When your family starts clamoring for coffee to accompany their dessert—this is Seattle, after all—you don't want to be caught with nothing more than a single-cup dripper and a dream. North Seattle's Pilgrim Coffeehouse stocks Chemex's simple-but-snob-approved 10-cup contraption with three different colors of leather adornment. (If you need filters, pop by the Pike Place Market Sur la Table; they've got the eight-cup version, too).
You know which of your surfaces prove impervious to stains (and, potentially, nuclear fallout). Your guests do not. Avoid dance chaperone levels of anxious hovering by pointedly placing coasters on your fragile furnishings. This vegan leather set, stamped with amusingly debaucherous scenes, also provides a cute conversation starter. Try these natural fiber coasters ($45) if you'd like something a little simpler.
These emerald green, midcentury dining chairs from esteemed Danish designer Niels Otto Møller clearly represent an investment that extends far beyond the holiday season. But if you're in the market for a new set, there's no time like...a couple days before you'll welcome a dozen more guests than usual. We're all for a little fruitful procrastination.

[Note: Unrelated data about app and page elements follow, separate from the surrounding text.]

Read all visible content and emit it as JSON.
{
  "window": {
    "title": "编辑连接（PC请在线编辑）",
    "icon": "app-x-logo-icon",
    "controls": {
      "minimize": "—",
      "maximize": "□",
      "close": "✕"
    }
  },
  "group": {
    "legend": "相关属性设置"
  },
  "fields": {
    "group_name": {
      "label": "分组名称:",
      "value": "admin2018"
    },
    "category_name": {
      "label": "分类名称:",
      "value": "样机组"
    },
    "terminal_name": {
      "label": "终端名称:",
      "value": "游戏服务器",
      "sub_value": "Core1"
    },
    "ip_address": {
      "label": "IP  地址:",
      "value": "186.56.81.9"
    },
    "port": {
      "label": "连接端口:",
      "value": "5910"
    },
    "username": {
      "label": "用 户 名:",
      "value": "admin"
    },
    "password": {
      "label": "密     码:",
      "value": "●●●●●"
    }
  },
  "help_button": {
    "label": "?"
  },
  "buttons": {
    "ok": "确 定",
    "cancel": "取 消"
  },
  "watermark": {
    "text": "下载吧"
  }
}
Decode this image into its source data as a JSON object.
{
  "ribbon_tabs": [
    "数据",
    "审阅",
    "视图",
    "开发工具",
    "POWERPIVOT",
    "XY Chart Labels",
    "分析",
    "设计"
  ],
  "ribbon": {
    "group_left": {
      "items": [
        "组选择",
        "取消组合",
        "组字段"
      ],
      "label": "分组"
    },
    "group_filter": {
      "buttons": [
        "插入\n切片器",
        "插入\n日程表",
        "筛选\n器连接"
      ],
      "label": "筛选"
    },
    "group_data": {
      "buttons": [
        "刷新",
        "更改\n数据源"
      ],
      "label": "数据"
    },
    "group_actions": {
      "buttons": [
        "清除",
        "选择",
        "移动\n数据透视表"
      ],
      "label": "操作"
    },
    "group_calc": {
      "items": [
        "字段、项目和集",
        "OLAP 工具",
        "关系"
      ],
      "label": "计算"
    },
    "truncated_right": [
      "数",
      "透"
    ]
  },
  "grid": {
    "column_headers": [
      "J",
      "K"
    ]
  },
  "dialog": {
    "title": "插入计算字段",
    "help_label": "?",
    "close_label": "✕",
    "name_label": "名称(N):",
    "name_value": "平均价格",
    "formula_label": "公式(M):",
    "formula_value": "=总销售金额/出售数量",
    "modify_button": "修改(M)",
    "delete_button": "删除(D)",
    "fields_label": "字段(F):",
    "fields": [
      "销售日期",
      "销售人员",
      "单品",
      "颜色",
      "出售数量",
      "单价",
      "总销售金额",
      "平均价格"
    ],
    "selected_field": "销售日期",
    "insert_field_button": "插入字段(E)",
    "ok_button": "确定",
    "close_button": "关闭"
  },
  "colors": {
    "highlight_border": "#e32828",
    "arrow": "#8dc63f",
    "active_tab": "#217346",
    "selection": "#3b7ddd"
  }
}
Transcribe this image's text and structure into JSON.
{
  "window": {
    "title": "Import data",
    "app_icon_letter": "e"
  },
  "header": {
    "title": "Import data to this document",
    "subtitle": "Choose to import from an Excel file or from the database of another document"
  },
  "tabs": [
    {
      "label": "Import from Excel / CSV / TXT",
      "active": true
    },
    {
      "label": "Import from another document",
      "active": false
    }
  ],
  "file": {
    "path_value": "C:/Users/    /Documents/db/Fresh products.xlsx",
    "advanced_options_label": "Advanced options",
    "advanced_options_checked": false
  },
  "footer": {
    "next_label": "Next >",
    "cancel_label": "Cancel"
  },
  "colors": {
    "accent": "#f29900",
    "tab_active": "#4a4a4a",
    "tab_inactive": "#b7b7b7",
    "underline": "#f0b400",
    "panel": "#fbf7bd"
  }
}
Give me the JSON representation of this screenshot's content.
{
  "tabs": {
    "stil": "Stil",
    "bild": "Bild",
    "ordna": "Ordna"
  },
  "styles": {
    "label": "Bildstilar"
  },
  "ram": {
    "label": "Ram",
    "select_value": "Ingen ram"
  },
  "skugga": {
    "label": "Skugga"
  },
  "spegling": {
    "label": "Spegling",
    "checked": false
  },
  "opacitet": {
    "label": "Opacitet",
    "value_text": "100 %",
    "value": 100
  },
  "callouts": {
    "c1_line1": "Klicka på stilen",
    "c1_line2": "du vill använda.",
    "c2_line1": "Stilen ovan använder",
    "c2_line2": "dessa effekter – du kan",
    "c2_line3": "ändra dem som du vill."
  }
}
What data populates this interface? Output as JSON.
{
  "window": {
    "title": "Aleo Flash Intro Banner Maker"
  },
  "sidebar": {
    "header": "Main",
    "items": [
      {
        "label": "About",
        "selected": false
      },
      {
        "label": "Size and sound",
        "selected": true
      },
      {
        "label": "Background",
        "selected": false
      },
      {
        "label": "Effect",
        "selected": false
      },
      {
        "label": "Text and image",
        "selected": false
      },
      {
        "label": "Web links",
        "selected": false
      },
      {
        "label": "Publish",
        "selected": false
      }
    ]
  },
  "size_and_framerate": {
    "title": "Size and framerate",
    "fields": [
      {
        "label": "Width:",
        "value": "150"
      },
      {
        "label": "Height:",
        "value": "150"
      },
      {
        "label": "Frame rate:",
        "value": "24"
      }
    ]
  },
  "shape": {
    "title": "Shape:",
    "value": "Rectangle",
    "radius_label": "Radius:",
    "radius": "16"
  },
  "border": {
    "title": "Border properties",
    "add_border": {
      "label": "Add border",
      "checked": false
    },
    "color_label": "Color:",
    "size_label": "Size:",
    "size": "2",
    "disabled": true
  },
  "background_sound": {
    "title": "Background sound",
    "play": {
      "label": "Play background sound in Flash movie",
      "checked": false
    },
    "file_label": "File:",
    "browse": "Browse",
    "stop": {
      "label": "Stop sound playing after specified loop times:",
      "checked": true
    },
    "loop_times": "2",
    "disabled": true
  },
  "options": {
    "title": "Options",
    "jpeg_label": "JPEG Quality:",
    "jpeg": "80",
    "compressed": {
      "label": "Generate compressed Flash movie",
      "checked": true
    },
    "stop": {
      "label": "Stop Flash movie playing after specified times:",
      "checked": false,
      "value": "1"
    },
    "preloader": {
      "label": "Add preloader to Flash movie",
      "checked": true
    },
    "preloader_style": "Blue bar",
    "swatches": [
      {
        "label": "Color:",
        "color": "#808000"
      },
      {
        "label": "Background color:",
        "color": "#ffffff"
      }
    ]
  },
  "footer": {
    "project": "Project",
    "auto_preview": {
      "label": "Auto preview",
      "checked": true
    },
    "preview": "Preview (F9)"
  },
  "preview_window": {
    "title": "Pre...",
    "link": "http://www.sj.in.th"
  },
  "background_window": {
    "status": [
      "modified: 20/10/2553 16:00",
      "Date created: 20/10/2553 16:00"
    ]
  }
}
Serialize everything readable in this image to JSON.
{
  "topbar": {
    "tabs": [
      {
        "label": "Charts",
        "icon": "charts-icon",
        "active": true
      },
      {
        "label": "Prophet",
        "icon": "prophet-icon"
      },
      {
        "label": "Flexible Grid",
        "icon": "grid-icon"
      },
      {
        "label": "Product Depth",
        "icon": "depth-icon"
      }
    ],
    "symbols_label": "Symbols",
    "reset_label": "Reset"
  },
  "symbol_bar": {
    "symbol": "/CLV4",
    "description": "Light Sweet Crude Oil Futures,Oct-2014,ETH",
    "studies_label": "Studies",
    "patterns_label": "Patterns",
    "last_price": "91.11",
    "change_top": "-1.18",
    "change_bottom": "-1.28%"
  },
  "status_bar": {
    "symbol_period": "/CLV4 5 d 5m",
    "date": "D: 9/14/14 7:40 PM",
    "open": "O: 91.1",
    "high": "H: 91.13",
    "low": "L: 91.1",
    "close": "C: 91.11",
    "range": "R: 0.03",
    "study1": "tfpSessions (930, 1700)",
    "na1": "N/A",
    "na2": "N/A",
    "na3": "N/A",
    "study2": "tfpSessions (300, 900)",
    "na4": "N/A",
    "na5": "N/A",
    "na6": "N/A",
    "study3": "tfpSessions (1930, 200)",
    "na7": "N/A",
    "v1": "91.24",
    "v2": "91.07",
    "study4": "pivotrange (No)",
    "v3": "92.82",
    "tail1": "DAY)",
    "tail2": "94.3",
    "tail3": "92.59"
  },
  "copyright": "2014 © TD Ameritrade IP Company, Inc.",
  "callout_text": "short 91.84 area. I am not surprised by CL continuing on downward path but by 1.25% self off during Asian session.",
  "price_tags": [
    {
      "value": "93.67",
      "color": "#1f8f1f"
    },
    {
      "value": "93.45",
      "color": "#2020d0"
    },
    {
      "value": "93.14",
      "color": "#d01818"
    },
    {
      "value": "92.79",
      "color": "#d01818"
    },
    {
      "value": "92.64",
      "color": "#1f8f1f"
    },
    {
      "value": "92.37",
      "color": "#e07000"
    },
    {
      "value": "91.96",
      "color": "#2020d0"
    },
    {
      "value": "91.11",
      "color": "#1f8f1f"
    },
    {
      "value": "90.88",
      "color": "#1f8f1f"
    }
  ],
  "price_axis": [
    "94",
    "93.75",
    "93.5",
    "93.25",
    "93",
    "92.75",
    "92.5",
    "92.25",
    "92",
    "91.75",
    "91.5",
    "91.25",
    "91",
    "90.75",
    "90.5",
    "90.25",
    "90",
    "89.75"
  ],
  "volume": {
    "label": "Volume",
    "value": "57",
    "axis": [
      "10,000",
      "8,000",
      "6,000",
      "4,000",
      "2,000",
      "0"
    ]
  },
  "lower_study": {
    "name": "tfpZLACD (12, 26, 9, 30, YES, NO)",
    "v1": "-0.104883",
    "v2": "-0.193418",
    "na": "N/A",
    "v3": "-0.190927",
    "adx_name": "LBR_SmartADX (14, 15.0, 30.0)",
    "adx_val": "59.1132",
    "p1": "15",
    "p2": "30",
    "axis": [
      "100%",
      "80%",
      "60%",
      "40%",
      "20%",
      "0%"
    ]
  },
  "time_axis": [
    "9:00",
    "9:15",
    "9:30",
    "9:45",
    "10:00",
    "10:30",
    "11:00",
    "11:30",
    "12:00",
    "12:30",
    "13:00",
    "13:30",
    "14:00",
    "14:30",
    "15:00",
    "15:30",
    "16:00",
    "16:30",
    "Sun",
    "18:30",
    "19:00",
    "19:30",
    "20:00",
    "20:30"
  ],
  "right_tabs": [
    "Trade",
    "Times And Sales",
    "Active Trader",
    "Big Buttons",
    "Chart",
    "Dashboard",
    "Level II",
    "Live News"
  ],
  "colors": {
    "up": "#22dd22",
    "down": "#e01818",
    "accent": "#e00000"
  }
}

Definitely get the grocery store pitted black olives for little kids to pop on their fingertips—it's cheap entertainment. But for more discerning palates (or undiscerning palates who just like to get fancy) these citrusy, garlicky olives from the Moroccan and Levantine pantry beloved by local chefs make a great table snack.
No home bar is complete without a cocktail shaker. This especially flashy polished steel number, available for pickup at the U Village CB2, comes with the added bonus of six matching shot glasses, in case tequila is on the menu—or you just want to subtly encourage your guests to measure their drinks.
Much of the house will come pre-scented by stuffing and pie. But don't forget to provide a little extra assistance in areas like the bathroom (a cute box of decorative matches ($13) couldn't hurt, either). We appreciate Seattle-based Particle Goods' festive inclusion of thyme, the unofficial patron herb of Thanksgiving.
The quilted quicker picker-upper may look a little out of place among your Good Dishes. For a more formal meal, it's worth opting into eminently classy, restaurant-ready white linen napkins; they'll also prove useful if you wind up entertaining frequently. This set's available in navy ($80), too, in case the thought of cranberry sauce stains makes you cringe.